Path exams assess the ability to receive information (reading and listening skills) and provide information (speaking and writing skills). Furthermore, we look for evidence of active communication skills. In order to achieve this, our examinations offer more opportunities for free expression of ideas. The relevance and clarity of those ideas may be enough to achieve good marks. Appropriate vocabulary with correct spelling, or clear pronunciation when speaking, is however important.
We do not want students to have to attend lengthy exam preparation classes in order to learn ‘exam techniques’ or a certain exam format. We are interested in communication skills, so all that is really needed is to attend regular classes.
These are the broad areas of life in which we function as human beings, and can be categorised as follows:
- The personal domain concerns us as individuals. It is about our family and friends, hobbies and interests, likes and dislikes.
- The public domain is where we interact as members of the public, with organisations or other people who are not as close as family and friends. An example is going on holiday, where we interact with representatives of airlines, hotels, restaurants and local people.

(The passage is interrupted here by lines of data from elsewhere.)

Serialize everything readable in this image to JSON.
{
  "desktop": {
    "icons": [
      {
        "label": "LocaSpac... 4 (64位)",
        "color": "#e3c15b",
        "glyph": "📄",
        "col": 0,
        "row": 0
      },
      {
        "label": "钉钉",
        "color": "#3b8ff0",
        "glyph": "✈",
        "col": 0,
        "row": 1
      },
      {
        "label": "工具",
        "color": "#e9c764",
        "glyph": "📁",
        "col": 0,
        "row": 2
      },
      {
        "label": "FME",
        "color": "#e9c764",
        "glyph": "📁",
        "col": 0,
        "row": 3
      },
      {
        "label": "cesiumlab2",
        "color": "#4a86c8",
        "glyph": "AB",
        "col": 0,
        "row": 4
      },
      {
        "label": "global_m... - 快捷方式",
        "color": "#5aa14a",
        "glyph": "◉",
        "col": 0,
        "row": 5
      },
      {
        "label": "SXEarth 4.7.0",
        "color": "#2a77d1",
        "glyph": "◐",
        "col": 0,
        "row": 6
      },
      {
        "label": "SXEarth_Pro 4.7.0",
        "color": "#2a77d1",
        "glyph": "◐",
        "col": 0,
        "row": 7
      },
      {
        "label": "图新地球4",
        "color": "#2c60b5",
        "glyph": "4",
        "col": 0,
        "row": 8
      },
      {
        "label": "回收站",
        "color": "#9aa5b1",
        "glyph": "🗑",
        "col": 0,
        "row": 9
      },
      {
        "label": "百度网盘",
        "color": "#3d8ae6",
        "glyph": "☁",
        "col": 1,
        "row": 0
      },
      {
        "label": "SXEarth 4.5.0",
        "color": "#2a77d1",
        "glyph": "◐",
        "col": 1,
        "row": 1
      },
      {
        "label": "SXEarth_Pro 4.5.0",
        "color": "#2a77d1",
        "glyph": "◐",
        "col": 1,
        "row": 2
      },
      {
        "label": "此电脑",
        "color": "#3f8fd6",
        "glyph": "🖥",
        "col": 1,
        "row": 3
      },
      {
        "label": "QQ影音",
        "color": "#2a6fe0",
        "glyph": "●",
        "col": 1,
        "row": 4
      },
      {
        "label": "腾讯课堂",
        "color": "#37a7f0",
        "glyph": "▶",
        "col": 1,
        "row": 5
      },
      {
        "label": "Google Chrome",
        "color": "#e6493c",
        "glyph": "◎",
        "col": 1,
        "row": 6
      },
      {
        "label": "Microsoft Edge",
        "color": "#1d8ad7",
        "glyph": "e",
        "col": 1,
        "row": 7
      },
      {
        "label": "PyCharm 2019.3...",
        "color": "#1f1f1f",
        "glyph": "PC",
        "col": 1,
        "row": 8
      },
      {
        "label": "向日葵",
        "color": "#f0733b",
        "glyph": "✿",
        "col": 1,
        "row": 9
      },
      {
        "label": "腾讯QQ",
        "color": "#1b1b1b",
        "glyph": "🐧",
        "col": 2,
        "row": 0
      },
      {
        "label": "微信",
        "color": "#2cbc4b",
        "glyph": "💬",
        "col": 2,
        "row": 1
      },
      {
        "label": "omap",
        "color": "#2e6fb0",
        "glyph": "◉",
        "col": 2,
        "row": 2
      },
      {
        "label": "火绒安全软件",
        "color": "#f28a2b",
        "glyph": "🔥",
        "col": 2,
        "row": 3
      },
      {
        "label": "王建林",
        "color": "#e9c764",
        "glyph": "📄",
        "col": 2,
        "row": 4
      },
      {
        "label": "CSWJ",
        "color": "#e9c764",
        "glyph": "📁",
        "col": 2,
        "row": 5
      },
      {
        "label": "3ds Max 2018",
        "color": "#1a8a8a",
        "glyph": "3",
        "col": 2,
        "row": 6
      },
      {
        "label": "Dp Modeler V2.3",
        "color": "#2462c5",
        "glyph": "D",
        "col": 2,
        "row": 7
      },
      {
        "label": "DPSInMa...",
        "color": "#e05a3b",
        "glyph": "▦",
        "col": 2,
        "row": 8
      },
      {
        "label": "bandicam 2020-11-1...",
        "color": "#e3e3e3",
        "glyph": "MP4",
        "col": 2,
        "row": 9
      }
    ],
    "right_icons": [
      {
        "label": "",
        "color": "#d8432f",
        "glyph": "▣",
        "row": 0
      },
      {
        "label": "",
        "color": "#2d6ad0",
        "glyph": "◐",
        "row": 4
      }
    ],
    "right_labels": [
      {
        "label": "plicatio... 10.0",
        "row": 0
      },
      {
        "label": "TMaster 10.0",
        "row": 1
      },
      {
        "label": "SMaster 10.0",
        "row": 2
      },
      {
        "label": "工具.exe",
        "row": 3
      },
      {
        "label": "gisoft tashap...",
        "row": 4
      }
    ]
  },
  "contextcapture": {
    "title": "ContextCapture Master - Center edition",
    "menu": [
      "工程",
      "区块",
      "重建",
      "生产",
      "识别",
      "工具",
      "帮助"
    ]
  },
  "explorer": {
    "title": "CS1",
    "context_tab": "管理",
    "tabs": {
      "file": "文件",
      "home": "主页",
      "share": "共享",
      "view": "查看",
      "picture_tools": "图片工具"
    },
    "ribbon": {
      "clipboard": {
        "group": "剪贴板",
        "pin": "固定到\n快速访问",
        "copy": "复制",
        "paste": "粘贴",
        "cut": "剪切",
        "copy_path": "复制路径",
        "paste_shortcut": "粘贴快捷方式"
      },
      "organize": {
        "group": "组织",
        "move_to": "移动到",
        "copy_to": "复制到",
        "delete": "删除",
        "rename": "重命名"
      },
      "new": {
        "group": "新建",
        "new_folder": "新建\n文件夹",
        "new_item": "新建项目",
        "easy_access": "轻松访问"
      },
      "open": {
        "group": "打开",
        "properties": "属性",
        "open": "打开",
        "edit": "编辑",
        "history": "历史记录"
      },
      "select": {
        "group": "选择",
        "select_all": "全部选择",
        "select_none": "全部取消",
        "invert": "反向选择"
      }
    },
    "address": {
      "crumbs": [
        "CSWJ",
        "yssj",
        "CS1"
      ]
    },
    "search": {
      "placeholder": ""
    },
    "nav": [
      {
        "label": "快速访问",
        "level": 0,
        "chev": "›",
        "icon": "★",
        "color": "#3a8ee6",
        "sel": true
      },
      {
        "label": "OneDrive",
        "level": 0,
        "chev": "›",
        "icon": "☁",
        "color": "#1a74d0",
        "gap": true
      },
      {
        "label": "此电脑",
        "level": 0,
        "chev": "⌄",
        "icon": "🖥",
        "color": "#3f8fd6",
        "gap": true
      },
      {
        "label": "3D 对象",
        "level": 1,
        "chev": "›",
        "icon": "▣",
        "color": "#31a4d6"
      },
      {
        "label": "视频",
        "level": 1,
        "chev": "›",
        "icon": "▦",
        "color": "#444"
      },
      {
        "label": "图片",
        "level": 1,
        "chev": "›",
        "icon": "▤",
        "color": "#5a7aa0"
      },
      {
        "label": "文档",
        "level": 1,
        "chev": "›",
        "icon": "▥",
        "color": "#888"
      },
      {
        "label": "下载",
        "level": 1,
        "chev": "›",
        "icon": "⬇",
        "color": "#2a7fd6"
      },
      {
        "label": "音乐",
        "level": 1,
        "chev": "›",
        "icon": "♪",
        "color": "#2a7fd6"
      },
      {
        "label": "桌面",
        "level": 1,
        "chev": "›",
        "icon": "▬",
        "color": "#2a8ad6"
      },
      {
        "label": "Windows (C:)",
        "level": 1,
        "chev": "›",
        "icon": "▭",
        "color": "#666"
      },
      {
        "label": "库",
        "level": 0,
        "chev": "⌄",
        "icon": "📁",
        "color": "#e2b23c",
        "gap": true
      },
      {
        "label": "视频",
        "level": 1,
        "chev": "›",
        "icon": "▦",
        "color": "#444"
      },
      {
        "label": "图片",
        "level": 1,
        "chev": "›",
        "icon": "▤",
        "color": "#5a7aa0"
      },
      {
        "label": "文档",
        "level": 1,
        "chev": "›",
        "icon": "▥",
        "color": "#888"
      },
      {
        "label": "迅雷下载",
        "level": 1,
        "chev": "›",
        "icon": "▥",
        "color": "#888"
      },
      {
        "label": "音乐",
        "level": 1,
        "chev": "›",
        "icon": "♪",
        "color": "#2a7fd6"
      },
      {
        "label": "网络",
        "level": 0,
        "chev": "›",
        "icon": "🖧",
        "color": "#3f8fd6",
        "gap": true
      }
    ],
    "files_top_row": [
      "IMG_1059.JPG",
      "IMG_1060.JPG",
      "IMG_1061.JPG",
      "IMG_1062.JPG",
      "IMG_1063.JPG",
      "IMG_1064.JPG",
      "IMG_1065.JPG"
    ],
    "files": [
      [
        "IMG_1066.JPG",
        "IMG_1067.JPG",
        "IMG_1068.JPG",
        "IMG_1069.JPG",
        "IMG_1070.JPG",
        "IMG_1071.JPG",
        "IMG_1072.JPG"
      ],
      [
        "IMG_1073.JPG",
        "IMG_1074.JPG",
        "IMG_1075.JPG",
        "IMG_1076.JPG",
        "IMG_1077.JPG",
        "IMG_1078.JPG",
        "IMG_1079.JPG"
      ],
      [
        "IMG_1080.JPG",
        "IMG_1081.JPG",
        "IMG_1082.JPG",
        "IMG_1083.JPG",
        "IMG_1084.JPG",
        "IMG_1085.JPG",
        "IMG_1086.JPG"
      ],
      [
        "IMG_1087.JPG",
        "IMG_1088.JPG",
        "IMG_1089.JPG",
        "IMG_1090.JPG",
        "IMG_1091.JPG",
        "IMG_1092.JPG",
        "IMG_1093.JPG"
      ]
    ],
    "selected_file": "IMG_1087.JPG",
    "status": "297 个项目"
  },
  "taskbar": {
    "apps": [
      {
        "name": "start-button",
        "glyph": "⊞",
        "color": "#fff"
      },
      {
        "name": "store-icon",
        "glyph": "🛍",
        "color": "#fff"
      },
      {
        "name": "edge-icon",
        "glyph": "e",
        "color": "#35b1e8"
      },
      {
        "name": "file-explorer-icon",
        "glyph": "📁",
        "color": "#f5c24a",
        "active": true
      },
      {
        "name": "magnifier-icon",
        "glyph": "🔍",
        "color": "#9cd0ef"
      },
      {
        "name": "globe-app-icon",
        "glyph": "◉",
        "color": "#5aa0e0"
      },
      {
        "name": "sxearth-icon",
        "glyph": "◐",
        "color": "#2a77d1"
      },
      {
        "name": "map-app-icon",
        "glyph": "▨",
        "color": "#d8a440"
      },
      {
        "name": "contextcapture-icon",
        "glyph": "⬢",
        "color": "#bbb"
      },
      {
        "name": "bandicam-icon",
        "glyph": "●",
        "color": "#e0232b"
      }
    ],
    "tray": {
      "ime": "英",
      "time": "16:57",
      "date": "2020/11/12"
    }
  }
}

- The educational domain is where we are a part of organised learning, for example at university. It concerns the need for skills such as essay and report writing, as well as abilities to use pragmatic and discursive language.
- The occupational domain concerns the workplace, and the learner as an employee or member of a profession. It concerns the vocabulary and communicative skills related to our jobs.
There are various competences which inform our ability to use the language:
Our examinations are divided into modules, which may be taken separately or altogether:
Reading and writing module
Students may decide not to take all modules because they do not need to. If a job position involves, for example, sending and receiving emails in English, candidates may simply be required proof of their writing skills. The opposite will happen, for instance, for the position of call centre assistant, where proof of speaking skills will be more relevant.
All people, as language users, have their own strengths and weaknesses when it comes to the different language skills. A student may be stronger at writing than at speaking. Therefore, they may choose a different level for each skill. E.g. A candidate may decide to take a reading and writing module at B2 Competency level, and speaking module at B1 Progress level.
An overall mark of all modules does not show the student’s genuine level. If a candidate obtained, for example, 69% in listening, 66% in writing, and 96% in speaking, the overall mark would be 77%, despite the fact that their speaking skills are higher.
The diagram below shows all of our exam levels, which have been carefully designed to assess candidates progressively.